What needs to be done
Scan the data for "this" and copy each matching line.

Top of Excerpted records

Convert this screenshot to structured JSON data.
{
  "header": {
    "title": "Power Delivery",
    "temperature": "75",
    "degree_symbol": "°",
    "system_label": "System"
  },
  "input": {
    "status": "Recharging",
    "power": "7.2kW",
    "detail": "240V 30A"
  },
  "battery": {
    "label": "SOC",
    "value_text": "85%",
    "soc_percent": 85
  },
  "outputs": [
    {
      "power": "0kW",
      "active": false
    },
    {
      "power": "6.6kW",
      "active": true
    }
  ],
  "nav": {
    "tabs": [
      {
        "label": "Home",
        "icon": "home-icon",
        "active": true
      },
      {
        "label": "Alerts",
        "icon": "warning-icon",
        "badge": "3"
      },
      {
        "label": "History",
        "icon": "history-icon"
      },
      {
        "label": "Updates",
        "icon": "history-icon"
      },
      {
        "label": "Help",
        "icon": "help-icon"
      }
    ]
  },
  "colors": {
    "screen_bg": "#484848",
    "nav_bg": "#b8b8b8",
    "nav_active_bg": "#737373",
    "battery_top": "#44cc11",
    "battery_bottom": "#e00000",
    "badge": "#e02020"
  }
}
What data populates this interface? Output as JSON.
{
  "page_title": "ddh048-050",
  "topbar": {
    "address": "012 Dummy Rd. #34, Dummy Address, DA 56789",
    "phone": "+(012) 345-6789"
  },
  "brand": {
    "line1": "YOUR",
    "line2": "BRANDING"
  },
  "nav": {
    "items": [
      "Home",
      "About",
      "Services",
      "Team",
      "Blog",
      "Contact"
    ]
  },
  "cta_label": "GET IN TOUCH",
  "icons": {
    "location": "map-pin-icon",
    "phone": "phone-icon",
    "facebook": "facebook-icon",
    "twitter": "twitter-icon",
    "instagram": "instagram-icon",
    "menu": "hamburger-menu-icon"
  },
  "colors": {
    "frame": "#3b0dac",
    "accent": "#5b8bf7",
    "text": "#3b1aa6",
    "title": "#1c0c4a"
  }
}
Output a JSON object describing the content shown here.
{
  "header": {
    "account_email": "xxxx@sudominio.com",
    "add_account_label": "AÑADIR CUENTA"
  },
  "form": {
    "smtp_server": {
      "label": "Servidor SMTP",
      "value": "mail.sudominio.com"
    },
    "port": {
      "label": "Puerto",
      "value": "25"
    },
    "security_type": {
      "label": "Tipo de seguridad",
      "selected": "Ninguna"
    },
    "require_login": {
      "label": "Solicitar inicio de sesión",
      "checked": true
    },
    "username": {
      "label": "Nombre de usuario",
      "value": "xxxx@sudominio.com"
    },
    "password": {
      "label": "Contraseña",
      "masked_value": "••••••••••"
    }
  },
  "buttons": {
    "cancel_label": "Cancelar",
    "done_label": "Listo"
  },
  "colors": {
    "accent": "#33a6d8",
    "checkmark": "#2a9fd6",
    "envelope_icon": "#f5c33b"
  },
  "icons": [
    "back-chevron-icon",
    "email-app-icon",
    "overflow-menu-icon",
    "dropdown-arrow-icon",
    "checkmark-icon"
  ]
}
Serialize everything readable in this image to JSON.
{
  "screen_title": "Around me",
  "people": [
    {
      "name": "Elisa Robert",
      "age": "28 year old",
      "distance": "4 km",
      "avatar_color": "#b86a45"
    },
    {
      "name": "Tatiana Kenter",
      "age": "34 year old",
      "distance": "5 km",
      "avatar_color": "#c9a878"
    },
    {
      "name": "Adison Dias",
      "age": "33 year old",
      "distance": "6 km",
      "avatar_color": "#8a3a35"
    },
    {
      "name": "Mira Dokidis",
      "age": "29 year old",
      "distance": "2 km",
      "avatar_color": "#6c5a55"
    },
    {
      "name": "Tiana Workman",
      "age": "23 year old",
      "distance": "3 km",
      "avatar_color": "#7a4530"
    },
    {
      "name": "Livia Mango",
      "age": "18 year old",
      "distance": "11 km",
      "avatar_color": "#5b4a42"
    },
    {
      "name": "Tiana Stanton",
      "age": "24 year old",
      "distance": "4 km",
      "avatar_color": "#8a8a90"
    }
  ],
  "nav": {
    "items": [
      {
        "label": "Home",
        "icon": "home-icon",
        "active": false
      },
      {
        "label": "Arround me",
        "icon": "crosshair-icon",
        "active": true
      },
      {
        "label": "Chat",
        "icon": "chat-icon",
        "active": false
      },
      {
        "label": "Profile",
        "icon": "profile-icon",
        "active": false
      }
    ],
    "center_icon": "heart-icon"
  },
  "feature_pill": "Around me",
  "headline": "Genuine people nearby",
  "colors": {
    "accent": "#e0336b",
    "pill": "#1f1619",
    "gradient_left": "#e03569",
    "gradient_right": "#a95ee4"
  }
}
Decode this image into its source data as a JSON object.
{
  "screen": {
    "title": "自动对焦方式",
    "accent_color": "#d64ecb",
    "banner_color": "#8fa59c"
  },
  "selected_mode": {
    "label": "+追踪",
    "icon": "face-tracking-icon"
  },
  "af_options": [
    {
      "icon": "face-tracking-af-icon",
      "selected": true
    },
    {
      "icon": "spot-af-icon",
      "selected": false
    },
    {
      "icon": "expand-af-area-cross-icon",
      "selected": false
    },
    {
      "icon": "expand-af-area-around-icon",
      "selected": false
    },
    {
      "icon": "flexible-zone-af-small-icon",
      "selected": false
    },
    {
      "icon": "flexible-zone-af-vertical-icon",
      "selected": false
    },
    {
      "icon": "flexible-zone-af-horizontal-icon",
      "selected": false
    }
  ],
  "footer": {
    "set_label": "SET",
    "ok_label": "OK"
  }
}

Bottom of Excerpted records

Problem solution
Convert this screenshot to structured JSON data.
What data populates this interface? Output as JSON.
Serialize everything readable in this image to JSON.
Decode this image into its source data as a JSON object.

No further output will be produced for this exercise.